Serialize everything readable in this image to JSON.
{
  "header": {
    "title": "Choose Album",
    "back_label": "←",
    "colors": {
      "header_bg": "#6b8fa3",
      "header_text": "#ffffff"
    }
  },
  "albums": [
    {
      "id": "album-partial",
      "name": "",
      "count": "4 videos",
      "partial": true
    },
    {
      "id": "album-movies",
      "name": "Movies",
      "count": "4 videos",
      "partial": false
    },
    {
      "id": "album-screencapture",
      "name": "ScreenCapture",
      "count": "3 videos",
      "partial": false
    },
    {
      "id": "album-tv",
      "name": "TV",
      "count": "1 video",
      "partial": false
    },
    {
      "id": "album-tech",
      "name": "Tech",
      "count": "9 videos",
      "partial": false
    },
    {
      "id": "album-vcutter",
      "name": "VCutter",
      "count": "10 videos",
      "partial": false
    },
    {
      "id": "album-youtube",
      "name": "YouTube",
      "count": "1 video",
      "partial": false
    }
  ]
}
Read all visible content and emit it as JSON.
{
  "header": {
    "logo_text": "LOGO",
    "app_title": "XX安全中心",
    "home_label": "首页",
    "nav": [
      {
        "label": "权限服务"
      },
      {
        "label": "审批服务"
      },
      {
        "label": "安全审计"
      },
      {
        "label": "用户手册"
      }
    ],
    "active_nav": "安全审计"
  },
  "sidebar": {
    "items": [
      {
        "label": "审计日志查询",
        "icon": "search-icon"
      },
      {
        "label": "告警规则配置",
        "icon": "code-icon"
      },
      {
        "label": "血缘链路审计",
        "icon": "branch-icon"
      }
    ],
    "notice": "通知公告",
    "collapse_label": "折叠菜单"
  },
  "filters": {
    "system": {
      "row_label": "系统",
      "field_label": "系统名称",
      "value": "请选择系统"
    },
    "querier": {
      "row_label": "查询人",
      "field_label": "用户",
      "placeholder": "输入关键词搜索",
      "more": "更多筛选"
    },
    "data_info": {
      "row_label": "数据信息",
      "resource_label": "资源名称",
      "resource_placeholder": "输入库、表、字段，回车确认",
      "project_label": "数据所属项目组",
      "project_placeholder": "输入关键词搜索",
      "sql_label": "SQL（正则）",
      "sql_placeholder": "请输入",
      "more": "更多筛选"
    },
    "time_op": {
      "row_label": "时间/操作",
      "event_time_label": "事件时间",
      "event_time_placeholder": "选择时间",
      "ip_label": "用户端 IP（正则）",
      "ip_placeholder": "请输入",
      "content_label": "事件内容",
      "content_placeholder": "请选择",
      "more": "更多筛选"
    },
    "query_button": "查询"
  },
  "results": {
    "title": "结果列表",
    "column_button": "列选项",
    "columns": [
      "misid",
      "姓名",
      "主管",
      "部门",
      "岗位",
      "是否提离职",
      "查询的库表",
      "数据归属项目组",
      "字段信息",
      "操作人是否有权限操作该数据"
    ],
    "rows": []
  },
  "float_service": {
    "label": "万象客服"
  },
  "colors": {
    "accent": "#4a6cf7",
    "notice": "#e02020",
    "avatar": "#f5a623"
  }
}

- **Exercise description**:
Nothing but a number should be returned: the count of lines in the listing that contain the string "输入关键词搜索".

- **Expected answer**:
2